▸ **Exercise prompt**: Return all the entries exactly, keeping pictures out.

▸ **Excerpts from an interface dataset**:

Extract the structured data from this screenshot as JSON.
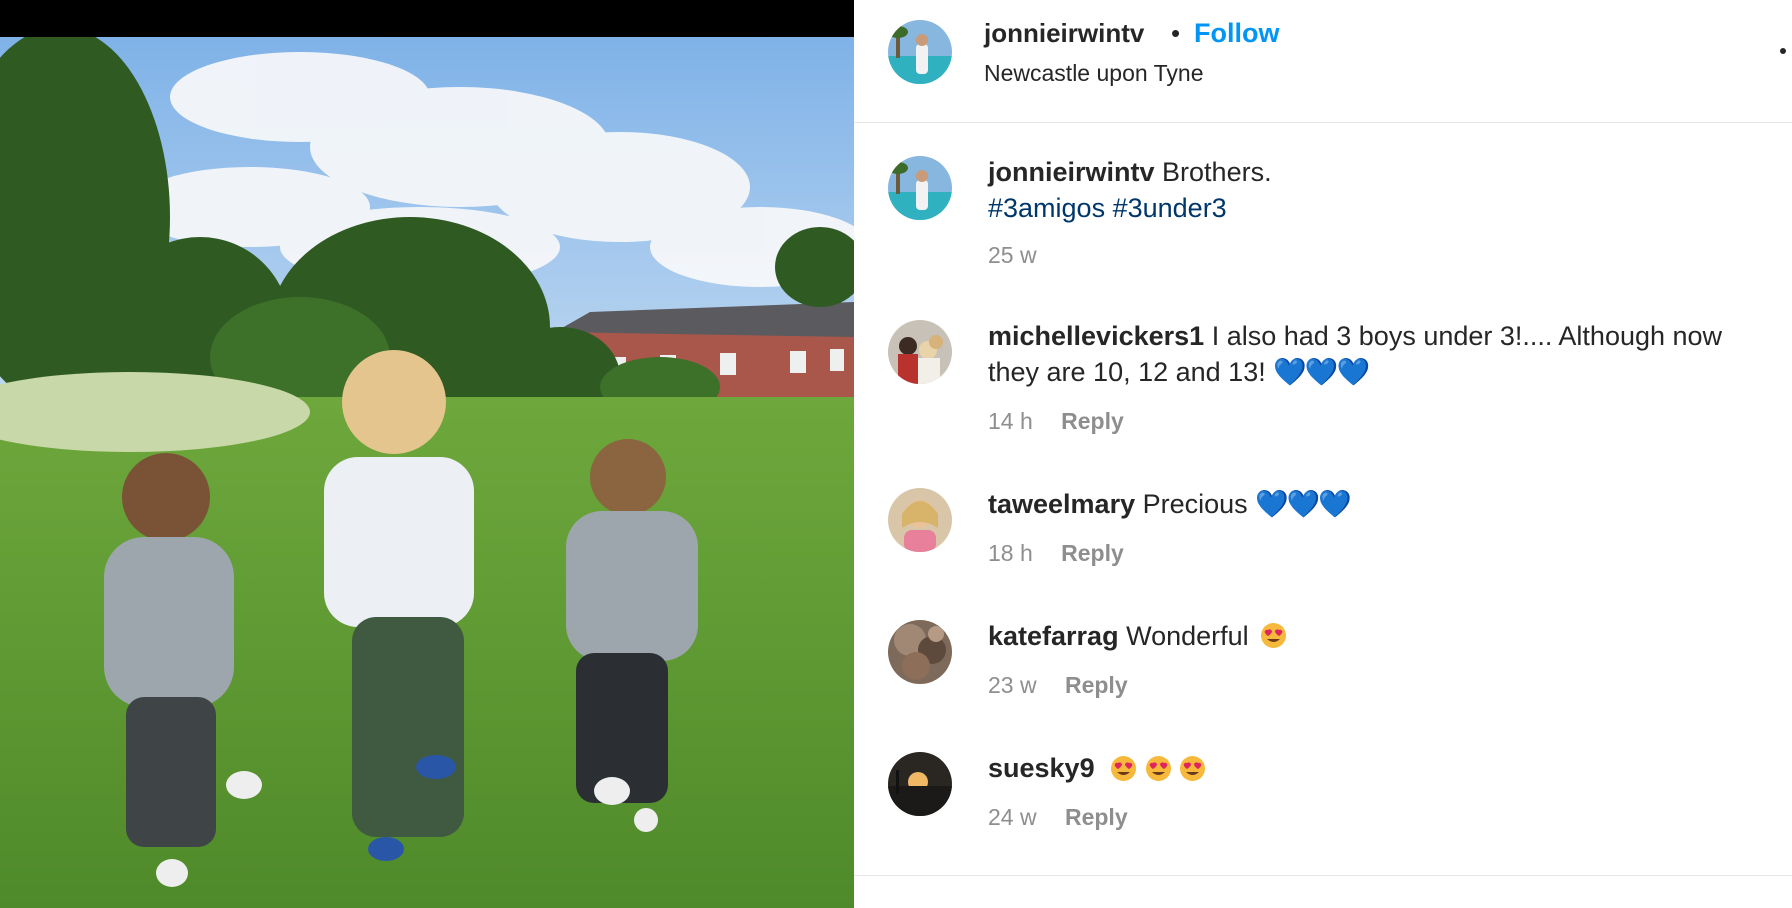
{
  "post": {
    "image_alt": "Three young boys walking hand in hand across a grassy park",
    "author": {
      "username": "jonnieirwintv",
      "separator": "•",
      "follow_label": "Follow",
      "location": "Newcastle upon Tyne"
    },
    "caption": {
      "username": "jonnieirwintv",
      "text": "Brothers.",
      "hashtags": [
        "#3amigos",
        "#3under3"
      ],
      "time": "25 w"
    }
  },
  "comments": [
    {
      "username": "michellevickers1",
      "text": "I also had 3 boys under 3!.... Although now they are 10, 12 and 13!",
      "emoji": "💙💙💙",
      "time": "14 h",
      "reply_label": "Reply"
    },
    {
      "username": "taweelmary",
      "text": "Precious",
      "emoji": "💙💙💙",
      "time": "18 h",
      "reply_label": "Reply"
    },
    {
      "username": "katefarrag",
      "text": "Wonderful",
      "emoji": "😍",
      "time": "23 w",
      "reply_label": "Reply"
    },
    {
      "username": "suesky9",
      "text": "",
      "emoji": "😍😍😍",
      "time": "24 w",
      "reply_label": "Reply"
    }
  ],
  "colors": {
    "follow": "#0095f6",
    "hashtag": "#00376b",
    "meta": "#8e8e8e",
    "heart": "#1877f2"
  },
  "icons": [
    "more-options-icon"
  ]
}
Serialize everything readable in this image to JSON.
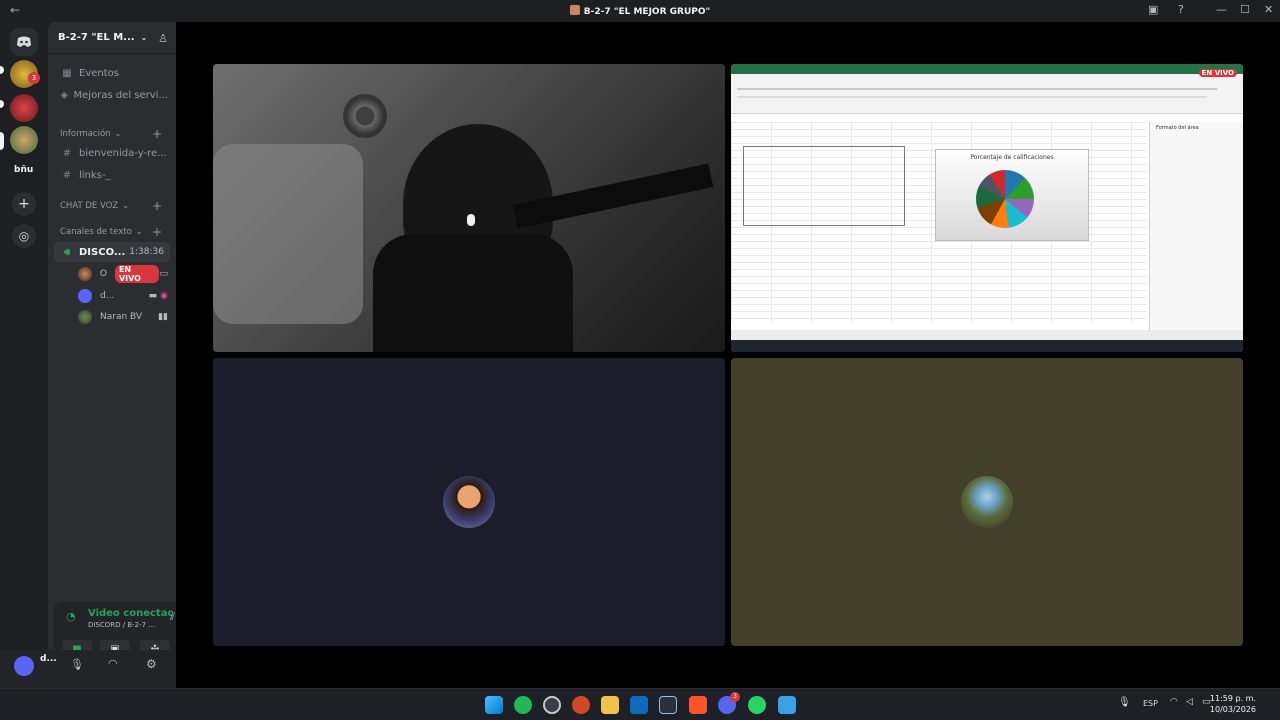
{
  "window": {
    "title": "B-2-7 \"EL MEJOR GRUPO\"",
    "back_glyph": "←",
    "inbox_glyph": "▣",
    "help_glyph": "?",
    "minimize_glyph": "—",
    "maximize_glyph": "☐",
    "close_glyph": "✕"
  },
  "server_rail": {
    "badge_count": "3",
    "text_server_label": "bñu",
    "add_glyph": "+",
    "discover_glyph": "◎"
  },
  "sidebar": {
    "server_name": "B-2-7 \"EL M...",
    "caret": "⌄",
    "events": "Eventos",
    "boosts": "Mejoras del servi...",
    "category_info": "Información",
    "channel_1": "bienvenida-y-re...",
    "channel_2": "links-_",
    "category_voice": "CHAT DE VOZ",
    "category_text": "Canales de texto",
    "voice_channel": "DISCO...",
    "voice_time": "1:38:36",
    "member_1": "O",
    "member_1_badge": "EN VIVO",
    "member_2": "d...",
    "member_3": "Naran BV"
  },
  "voice_panel": {
    "status": "Video conectac",
    "sub": "DISCORD / B-2-7 ..."
  },
  "user_panel": {
    "name": "d..."
  },
  "excel_stream": {
    "live_badge": "EN VIVO",
    "chart_title": "Porcentaje de calificaciones",
    "side_panel_title": "Formato del área"
  },
  "taskbar": {
    "lang": "ESP",
    "time": "11:59 p. m.",
    "date": "10/03/2026",
    "discord_badge": "3"
  },
  "colors": {
    "discord_bg": "#1e1f22",
    "sidebar_bg": "#2b2d31",
    "green": "#23a55a",
    "live_red": "#da373c",
    "excel_green": "#217346"
  }
}
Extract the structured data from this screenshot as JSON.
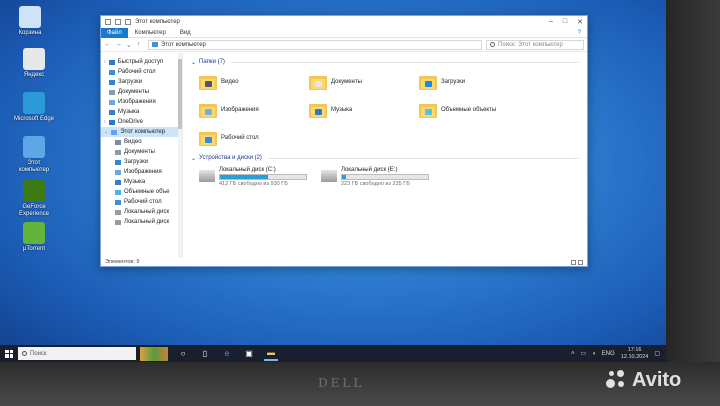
{
  "desktop": {
    "icons": [
      {
        "label": "Корзина",
        "icon": "recycle-bin-icon",
        "color": "#cfe3f7"
      },
      {
        "label": "Яндекс",
        "icon": "yandex-browser-icon",
        "color": "#e8e8e8"
      },
      {
        "label": "Microsoft Edge",
        "icon": "edge-icon",
        "color": "#2a9ad8"
      },
      {
        "label": "Этот компьютер",
        "icon": "computer-icon",
        "color": "#5fa6e6"
      },
      {
        "label": "GeForce Experience",
        "icon": "nvidia-icon",
        "color": "#3d7a12"
      },
      {
        "label": "µTorrent",
        "icon": "utorrent-icon",
        "color": "#62b53a"
      }
    ]
  },
  "window": {
    "title": "Этот компьютер",
    "controls": [
      "–",
      "□",
      "✕"
    ],
    "ribbon_tabs": [
      "Файл",
      "Компьютер",
      "Вид"
    ],
    "address": "Этот компьютер",
    "search_placeholder": "Поиск: Этот компьютер",
    "status": "Элементов: 9"
  },
  "nav": [
    {
      "label": "Быстрый доступ",
      "level": "group",
      "icon": "star-icon",
      "color": "#2e7bd6"
    },
    {
      "label": "Рабочий стол",
      "level": "item",
      "icon": "desktop-icon",
      "color": "#3e8fd8"
    },
    {
      "label": "Загрузки",
      "level": "item",
      "icon": "downloads-icon",
      "color": "#2f87d5"
    },
    {
      "label": "Документы",
      "level": "item",
      "icon": "documents-icon",
      "color": "#8d9aa8"
    },
    {
      "label": "Изображения",
      "level": "item",
      "icon": "pictures-icon",
      "color": "#6fa8d8"
    },
    {
      "label": "Музыка",
      "level": "item",
      "icon": "music-icon",
      "color": "#3b7cc7"
    },
    {
      "label": "OneDrive",
      "level": "group",
      "icon": "onedrive-icon",
      "color": "#1e7fd8"
    },
    {
      "label": "Этот компьютер",
      "level": "group",
      "icon": "computer-icon",
      "color": "#5fa6e6"
    },
    {
      "label": "Видео",
      "level": "sub",
      "icon": "video-icon",
      "color": "#7e8b99"
    },
    {
      "label": "Документы",
      "level": "sub",
      "icon": "documents-icon",
      "color": "#8d9aa8"
    },
    {
      "label": "Загрузки",
      "level": "sub",
      "icon": "downloads-icon",
      "color": "#2f87d5"
    },
    {
      "label": "Изображения",
      "level": "sub",
      "icon": "pictures-icon",
      "color": "#6fa8d8"
    },
    {
      "label": "Музыка",
      "level": "sub",
      "icon": "music-icon",
      "color": "#3b7cc7"
    },
    {
      "label": "Объемные объе",
      "level": "sub",
      "icon": "3d-objects-icon",
      "color": "#4cb3e8"
    },
    {
      "label": "Рабочий стол",
      "level": "sub",
      "icon": "desktop-icon",
      "color": "#3e8fd8"
    },
    {
      "label": "Локальный диск",
      "level": "sub",
      "icon": "drive-icon",
      "color": "#9a9a9a"
    },
    {
      "label": "Локальный диск",
      "level": "sub",
      "icon": "drive-icon",
      "color": "#9a9a9a"
    }
  ],
  "folders_header": "Папки (7)",
  "folders": [
    {
      "label": "Видео",
      "icon": "video-folder-icon",
      "badge": "#4a5a6a"
    },
    {
      "label": "Документы",
      "icon": "documents-folder-icon",
      "badge": "#dfe7ee"
    },
    {
      "label": "Загрузки",
      "icon": "downloads-folder-icon",
      "badge": "#1e88e5"
    },
    {
      "label": "Изображения",
      "icon": "pictures-folder-icon",
      "badge": "#6fb0e8"
    },
    {
      "label": "Музыка",
      "icon": "music-folder-icon",
      "badge": "#2a7bd0"
    },
    {
      "label": "Объемные объекты",
      "icon": "3d-objects-folder-icon",
      "badge": "#4cc3f0"
    },
    {
      "label": "Рабочий стол",
      "icon": "desktop-folder-icon",
      "badge": "#2f8ee0"
    }
  ],
  "drives_header": "Устройства и диски (2)",
  "drives": [
    {
      "label": "Локальный диск (C:)",
      "free_text": "412 ГБ свободно из 930 ГБ",
      "used_fraction": 0.56
    },
    {
      "label": "Локальный диск (E:)",
      "free_text": "223 ГБ свободно из 235 ГБ",
      "used_fraction": 0.05
    }
  ],
  "taskbar": {
    "search_placeholder": "Поиск",
    "lang": "ENG",
    "time": "17:16",
    "date": "12.10.2024"
  },
  "brand": "DELL",
  "watermark": "Avito"
}
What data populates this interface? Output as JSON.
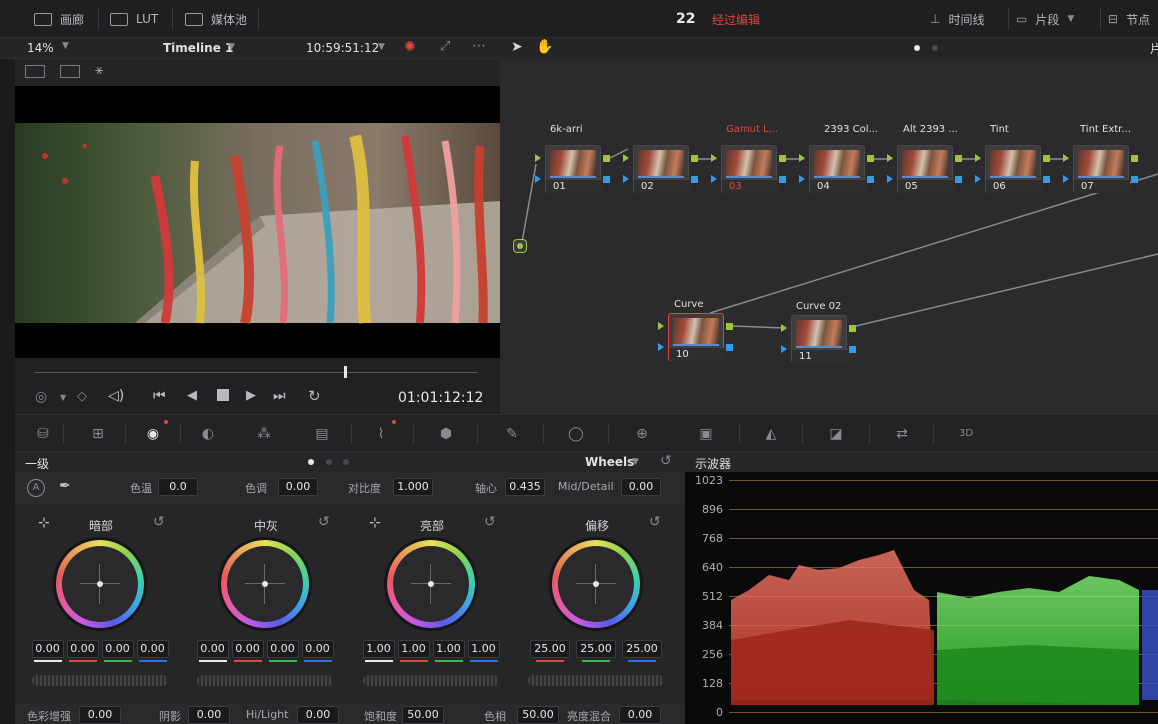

▸ **Result of the task**:
Extract the structured data from this screenshot as JSON.
{
  "post": {
    "image_alt": "Three young boys walking hand in hand across a grassy park",
    "author": {
      "username": "jonnieirwintv",
      "separator": "•",
      "follow_label": "Follow",
      "location": "Newcastle upon Tyne"
    },
    "caption": {
      "username": "jonnieirwintv",
      "text": "Brothers.",
      "hashtags": [
        "#3amigos",
        "#3under3"
      ],
      "time": "25 w"
    }
  },
  "comments": [
    {
      "username": "michellevickers1",
      "text": "I also had 3 boys under 3!.... Although now they are 10, 12 and 13!",
      "emoji": "💙💙💙",
      "time": "14 h",
      "reply_label": "Reply"
    },
    {
      "username": "taweelmary",
      "text": "Precious",
      "emoji": "💙💙💙",
      "time": "18 h",
      "reply_label": "Reply"
    },
    {
      "username": "katefarrag",
      "text": "Wonderful",
      "emoji": "😍",
      "time": "23 w",
      "reply_label": "Reply"
    },
    {
      "username": "suesky9",
      "text": "",
      "emoji": "😍😍😍",
      "time": "24 w",
      "reply_label": "Reply"
    }
  ],
  "colors": {
    "follow": "#0095f6",
    "hashtag": "#00376b",
    "meta": "#8e8e8e",
    "heart": "#1877f2"
  },
  "icons": [
    "more-options-icon"
  ]
}
Serialize everything readable in this image to JSON.
{
  "window": {
    "title": "B-2-7 \"EL MEJOR GRUPO\"",
    "back_glyph": "←",
    "inbox_glyph": "▣",
    "help_glyph": "?",
    "minimize_glyph": "—",
    "maximize_glyph": "☐",
    "close_glyph": "✕"
  },
  "server_rail": {
    "badge_count": "3",
    "text_server_label": "bñu",
    "add_glyph": "+",
    "discover_glyph": "◎"
  },
  "sidebar": {
    "server_name": "B-2-7 \"EL M...",
    "caret": "⌄",
    "events": "Eventos",
    "boosts": "Mejoras del servi...",
    "category_info": "Información",
    "channel_1": "bienvenida-y-re...",
    "channel_2": "links-_",
    "category_voice": "CHAT DE VOZ",
    "category_text": "Canales de texto",
    "voice_channel": "DISCO...",
    "voice_time": "1:38:36",
    "member_1": "O",
    "member_1_badge": "EN VIVO",
    "member_2": "d...",
    "member_3": "Naran BV"
  },
  "voice_panel": {
    "status": "Video conectac",
    "sub": "DISCORD / B-2-7 ..."
  },
  "user_panel": {
    "name": "d..."
  },
  "excel_stream": {
    "live_badge": "EN VIVO",
    "chart_title": "Porcentaje de calificaciones",
    "side_panel_title": "Formato del área"
  },
  "taskbar": {
    "lang": "ESP",
    "time": "11:59 p. m.",
    "date": "10/03/2026",
    "discord_badge": "3"
  },
  "colors": {
    "discord_bg": "#1e1f22",
    "sidebar_bg": "#2b2d31",
    "green": "#23a55a",
    "live_red": "#da373c",
    "excel_green": "#217346"
  }
}
Extract the structured data from this screenshot as JSON.
{
  "desktop": {
    "icons": [
      {
        "label": "Корзина",
        "icon": "recycle-bin-icon",
        "color": "#cfe3f7"
      },
      {
        "label": "Яндекс",
        "icon": "yandex-browser-icon",
        "color": "#e8e8e8"
      },
      {
        "label": "Microsoft Edge",
        "icon": "edge-icon",
        "color": "#2a9ad8"
      },
      {
        "label": "Этот компьютер",
        "icon": "computer-icon",
        "color": "#5fa6e6"
      },
      {
        "label": "GeForce Experience",
        "icon": "nvidia-icon",
        "color": "#3d7a12"
      },
      {
        "label": "µTorrent",
        "icon": "utorrent-icon",
        "color": "#62b53a"
      }
    ]
  },
  "window": {
    "title": "Этот компьютер",
    "controls": [
      "–",
      "□",
      "✕"
    ],
    "ribbon_tabs": [
      "Файл",
      "Компьютер",
      "Вид"
    ],
    "address": "Этот компьютер",
    "search_placeholder": "Поиск: Этот компьютер",
    "status": "Элементов: 9"
  },
  "nav": [
    {
      "label": "Быстрый доступ",
      "level": "group",
      "icon": "star-icon",
      "color": "#2e7bd6"
    },
    {
      "label": "Рабочий стол",
      "level": "item",
      "icon": "desktop-icon",
      "color": "#3e8fd8"
    },
    {
      "label": "Загрузки",
      "level": "item",
      "icon": "downloads-icon",
      "color": "#2f87d5"
    },
    {
      "label": "Документы",
      "level": "item",
      "icon": "documents-icon",
      "color": "#8d9aa8"
    },
    {
      "label": "Изображения",
      "level": "item",
      "icon": "pictures-icon",
      "color": "#6fa8d8"
    },
    {
      "label": "Музыка",
      "level": "item",
      "icon": "music-icon",
      "color": "#3b7cc7"
    },
    {
      "label": "OneDrive",
      "level": "group",
      "icon": "onedrive-icon",
      "color": "#1e7fd8"
    },
    {
      "label": "Этот компьютер",
      "level": "group",
      "icon": "computer-icon",
      "color": "#5fa6e6"
    },
    {
      "label": "Видео",
      "level": "sub",
      "icon": "video-icon",
      "color": "#7e8b99"
    },
    {
      "label": "Документы",
      "level": "sub",
      "icon": "documents-icon",
      "color": "#8d9aa8"
    },
    {
      "label": "Загрузки",
      "level": "sub",
      "icon": "downloads-icon",
      "color": "#2f87d5"
    },
    {
      "label": "Изображения",
      "level": "sub",
      "icon": "pictures-icon",
      "color": "#6fa8d8"
    },
    {
      "label": "Музыка",
      "level": "sub",
      "icon": "music-icon",
      "color": "#3b7cc7"
    },
    {
      "label": "Объемные объе",
      "level": "sub",
      "icon": "3d-objects-icon",
      "color": "#4cb3e8"
    },
    {
      "label": "Рабочий стол",
      "level": "sub",
      "icon": "desktop-icon",
      "color": "#3e8fd8"
    },
    {
      "label": "Локальный диск",
      "level": "sub",
      "icon": "drive-icon",
      "color": "#9a9a9a"
    },
    {
      "label": "Локальный диск",
      "level": "sub",
      "icon": "drive-icon",
      "color": "#9a9a9a"
    }
  ],
  "folders_header": "Папки (7)",
  "folders": [
    {
      "label": "Видео",
      "icon": "video-folder-icon",
      "badge": "#4a5a6a"
    },
    {
      "label": "Документы",
      "icon": "documents-folder-icon",
      "badge": "#dfe7ee"
    },
    {
      "label": "Загрузки",
      "icon": "downloads-folder-icon",
      "badge": "#1e88e5"
    },
    {
      "label": "Изображения",
      "icon": "pictures-folder-icon",
      "badge": "#6fb0e8"
    },
    {
      "label": "Музыка",
      "icon": "music-folder-icon",
      "badge": "#2a7bd0"
    },
    {
      "label": "Объемные объекты",
      "icon": "3d-objects-folder-icon",
      "badge": "#4cc3f0"
    },
    {
      "label": "Рабочий стол",
      "icon": "desktop-folder-icon",
      "badge": "#2f8ee0"
    }
  ],
  "drives_header": "Устройства и диски (2)",
  "drives": [
    {
      "label": "Локальный диск (C:)",
      "free_text": "412 ГБ свободно из 930 ГБ",
      "used_fraction": 0.56
    },
    {
      "label": "Локальный диск (E:)",
      "free_text": "223 ГБ свободно из 235 ГБ",
      "used_fraction": 0.05
    }
  ],
  "taskbar": {
    "search_placeholder": "Поиск",
    "lang": "ENG",
    "time": "17:16",
    "date": "12.10.2024"
  },
  "brand": "DELL",
  "watermark": "Avito"
}
What data populates this interface? Output as JSON.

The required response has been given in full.